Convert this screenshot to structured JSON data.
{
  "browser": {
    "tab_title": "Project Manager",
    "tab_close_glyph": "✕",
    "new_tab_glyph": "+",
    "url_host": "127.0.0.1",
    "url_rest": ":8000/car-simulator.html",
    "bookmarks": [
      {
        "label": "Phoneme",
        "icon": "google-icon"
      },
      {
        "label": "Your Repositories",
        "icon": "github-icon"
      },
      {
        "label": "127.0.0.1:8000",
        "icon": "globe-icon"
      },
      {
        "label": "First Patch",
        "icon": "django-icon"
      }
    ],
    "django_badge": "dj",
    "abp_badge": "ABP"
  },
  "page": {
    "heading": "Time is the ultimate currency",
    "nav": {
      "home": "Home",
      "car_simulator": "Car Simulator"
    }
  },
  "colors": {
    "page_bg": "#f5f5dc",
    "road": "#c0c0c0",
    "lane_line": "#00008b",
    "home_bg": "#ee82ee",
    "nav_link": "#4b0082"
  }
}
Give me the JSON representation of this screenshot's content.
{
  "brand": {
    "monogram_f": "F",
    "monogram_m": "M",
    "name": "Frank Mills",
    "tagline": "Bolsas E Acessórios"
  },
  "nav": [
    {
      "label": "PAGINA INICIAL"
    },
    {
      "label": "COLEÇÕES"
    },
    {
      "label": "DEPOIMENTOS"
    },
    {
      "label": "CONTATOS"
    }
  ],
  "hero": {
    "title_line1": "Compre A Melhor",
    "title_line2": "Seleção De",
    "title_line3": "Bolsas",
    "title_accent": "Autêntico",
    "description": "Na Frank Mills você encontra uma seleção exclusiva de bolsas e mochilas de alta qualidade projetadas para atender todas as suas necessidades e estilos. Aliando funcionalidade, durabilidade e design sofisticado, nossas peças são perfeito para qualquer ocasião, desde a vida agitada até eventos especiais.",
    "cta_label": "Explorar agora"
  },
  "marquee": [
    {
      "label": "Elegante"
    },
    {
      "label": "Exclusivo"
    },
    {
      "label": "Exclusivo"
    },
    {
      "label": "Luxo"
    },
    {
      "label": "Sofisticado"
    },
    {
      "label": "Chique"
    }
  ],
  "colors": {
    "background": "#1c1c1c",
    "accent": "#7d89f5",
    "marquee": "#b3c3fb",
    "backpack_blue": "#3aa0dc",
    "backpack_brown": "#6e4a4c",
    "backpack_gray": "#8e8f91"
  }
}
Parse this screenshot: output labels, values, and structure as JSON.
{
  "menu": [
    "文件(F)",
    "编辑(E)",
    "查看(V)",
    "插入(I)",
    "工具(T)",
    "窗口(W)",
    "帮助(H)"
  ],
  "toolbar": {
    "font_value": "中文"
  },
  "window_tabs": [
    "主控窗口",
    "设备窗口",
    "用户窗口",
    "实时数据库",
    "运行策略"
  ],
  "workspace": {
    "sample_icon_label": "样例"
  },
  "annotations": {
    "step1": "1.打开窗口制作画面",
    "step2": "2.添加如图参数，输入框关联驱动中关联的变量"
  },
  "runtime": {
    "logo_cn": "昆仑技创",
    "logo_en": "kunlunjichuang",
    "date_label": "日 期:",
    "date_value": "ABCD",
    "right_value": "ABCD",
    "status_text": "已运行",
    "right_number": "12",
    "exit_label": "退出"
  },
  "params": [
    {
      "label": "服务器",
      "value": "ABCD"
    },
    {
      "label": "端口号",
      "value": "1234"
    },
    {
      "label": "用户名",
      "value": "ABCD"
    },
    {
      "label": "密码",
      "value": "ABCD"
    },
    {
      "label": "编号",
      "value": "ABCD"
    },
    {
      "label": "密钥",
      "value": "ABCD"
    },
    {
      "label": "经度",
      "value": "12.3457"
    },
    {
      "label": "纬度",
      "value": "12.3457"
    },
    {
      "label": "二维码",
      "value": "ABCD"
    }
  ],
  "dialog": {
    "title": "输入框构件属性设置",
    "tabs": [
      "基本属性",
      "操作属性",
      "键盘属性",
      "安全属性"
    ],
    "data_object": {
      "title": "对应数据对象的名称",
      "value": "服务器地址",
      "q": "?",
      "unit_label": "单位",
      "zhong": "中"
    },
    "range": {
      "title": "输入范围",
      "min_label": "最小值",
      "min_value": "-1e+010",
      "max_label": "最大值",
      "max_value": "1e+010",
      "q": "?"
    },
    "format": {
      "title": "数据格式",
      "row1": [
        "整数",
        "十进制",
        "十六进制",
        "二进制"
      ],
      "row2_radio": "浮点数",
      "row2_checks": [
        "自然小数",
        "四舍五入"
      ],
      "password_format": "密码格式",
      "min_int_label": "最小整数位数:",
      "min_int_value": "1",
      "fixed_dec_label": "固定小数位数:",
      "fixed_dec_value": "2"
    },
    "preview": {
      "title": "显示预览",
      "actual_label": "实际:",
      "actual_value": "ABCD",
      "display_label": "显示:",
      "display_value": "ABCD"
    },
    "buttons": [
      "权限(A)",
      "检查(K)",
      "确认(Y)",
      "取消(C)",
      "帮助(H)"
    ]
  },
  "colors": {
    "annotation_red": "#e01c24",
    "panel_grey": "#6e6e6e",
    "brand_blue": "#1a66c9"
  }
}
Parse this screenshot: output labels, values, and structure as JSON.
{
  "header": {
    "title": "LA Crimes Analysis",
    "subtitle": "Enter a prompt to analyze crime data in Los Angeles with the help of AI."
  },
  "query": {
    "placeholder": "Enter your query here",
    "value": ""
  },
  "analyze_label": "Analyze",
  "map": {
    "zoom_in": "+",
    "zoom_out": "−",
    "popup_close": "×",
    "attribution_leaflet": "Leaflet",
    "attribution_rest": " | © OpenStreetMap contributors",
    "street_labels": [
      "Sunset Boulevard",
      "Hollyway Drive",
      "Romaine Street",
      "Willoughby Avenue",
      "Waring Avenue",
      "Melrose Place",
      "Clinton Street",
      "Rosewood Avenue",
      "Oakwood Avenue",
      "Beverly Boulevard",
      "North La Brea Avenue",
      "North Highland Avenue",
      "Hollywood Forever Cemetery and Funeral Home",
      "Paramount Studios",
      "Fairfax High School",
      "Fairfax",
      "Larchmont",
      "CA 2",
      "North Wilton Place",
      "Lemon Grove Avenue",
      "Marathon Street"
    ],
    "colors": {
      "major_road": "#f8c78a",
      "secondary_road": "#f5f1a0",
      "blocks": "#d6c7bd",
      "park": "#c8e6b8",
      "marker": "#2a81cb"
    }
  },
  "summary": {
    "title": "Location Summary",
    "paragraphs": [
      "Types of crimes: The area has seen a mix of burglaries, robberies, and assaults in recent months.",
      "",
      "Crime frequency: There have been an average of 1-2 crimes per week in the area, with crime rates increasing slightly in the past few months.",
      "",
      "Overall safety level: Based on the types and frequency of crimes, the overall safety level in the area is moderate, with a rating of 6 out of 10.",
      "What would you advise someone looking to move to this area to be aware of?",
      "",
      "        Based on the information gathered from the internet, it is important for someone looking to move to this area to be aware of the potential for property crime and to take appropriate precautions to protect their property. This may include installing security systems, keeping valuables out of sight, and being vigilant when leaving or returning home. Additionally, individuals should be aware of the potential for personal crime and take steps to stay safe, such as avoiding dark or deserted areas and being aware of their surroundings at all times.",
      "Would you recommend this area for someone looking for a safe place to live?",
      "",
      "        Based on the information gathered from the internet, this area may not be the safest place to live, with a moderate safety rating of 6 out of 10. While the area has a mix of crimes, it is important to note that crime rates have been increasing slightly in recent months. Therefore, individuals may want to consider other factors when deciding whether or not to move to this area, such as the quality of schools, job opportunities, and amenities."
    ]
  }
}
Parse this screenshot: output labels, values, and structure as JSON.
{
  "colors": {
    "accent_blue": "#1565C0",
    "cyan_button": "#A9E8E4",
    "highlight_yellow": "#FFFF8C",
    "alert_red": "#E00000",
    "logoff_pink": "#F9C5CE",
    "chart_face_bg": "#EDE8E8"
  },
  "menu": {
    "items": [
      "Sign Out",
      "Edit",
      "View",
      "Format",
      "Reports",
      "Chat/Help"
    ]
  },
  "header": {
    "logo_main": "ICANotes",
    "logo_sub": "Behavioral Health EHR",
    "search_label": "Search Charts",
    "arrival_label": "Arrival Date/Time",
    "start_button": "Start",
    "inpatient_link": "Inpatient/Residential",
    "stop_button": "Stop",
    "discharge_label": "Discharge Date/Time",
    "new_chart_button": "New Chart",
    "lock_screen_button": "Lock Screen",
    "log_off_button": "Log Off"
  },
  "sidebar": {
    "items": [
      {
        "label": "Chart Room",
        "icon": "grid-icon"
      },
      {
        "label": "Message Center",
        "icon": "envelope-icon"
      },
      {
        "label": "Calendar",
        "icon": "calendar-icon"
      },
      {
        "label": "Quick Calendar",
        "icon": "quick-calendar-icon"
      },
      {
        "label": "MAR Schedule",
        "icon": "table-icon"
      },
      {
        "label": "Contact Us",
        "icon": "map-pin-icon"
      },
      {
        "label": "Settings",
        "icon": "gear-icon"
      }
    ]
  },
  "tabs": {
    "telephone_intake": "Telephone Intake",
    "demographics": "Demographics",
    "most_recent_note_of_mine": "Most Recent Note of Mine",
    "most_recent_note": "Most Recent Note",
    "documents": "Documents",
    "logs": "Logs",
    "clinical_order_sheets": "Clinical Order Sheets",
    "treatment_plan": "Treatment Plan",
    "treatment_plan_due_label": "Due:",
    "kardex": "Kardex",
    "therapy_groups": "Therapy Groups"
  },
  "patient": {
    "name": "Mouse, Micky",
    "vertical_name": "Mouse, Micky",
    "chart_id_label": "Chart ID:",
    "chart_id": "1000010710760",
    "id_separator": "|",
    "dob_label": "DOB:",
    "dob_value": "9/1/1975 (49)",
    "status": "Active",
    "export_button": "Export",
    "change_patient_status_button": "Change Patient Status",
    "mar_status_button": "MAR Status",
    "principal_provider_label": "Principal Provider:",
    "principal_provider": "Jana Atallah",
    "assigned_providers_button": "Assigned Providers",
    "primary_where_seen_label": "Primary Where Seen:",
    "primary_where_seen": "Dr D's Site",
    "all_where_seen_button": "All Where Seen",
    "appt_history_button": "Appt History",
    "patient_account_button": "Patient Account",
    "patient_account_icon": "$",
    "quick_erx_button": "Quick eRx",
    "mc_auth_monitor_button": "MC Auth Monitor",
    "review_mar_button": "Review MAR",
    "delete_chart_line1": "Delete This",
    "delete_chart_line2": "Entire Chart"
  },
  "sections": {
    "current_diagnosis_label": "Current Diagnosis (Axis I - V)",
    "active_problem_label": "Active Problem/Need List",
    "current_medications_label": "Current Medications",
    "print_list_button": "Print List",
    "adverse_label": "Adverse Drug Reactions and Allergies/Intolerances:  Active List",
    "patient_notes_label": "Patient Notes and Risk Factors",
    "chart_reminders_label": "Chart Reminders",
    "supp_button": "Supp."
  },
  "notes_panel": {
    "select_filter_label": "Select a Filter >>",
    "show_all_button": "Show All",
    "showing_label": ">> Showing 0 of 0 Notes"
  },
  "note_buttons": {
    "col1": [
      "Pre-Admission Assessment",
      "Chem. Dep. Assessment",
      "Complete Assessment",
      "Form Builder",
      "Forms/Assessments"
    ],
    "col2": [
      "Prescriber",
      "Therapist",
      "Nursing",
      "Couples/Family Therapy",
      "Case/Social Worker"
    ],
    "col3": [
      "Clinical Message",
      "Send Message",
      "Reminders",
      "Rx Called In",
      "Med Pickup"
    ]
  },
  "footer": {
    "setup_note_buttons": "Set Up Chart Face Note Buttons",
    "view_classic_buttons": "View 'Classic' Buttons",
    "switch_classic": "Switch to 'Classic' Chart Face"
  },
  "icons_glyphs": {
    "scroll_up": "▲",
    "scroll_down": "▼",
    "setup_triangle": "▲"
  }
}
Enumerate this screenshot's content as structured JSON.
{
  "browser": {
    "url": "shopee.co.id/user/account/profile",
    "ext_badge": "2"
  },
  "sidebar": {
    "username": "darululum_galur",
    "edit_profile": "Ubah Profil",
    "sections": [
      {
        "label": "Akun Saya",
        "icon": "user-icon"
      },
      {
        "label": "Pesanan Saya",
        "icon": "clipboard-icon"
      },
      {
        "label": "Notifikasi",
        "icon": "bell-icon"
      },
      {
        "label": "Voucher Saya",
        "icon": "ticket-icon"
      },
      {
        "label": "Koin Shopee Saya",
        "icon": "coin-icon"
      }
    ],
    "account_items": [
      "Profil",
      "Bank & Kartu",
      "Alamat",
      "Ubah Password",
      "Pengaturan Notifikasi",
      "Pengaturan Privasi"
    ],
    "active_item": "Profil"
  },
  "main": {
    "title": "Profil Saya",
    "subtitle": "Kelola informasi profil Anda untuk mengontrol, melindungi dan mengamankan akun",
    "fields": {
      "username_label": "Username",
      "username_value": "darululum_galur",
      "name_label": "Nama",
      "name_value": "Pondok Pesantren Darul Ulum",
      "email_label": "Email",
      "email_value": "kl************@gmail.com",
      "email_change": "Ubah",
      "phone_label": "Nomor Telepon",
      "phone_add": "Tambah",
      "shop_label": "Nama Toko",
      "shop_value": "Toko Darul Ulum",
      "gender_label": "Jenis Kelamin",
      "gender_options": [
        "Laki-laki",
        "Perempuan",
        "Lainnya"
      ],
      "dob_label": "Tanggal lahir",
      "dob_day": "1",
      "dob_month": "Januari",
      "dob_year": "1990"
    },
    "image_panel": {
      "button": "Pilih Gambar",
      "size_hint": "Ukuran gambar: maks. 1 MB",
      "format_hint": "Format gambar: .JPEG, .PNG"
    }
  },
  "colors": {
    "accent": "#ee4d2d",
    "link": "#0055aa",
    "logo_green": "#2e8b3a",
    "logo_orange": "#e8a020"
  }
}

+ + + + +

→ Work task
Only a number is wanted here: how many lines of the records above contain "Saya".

→ Answer section
5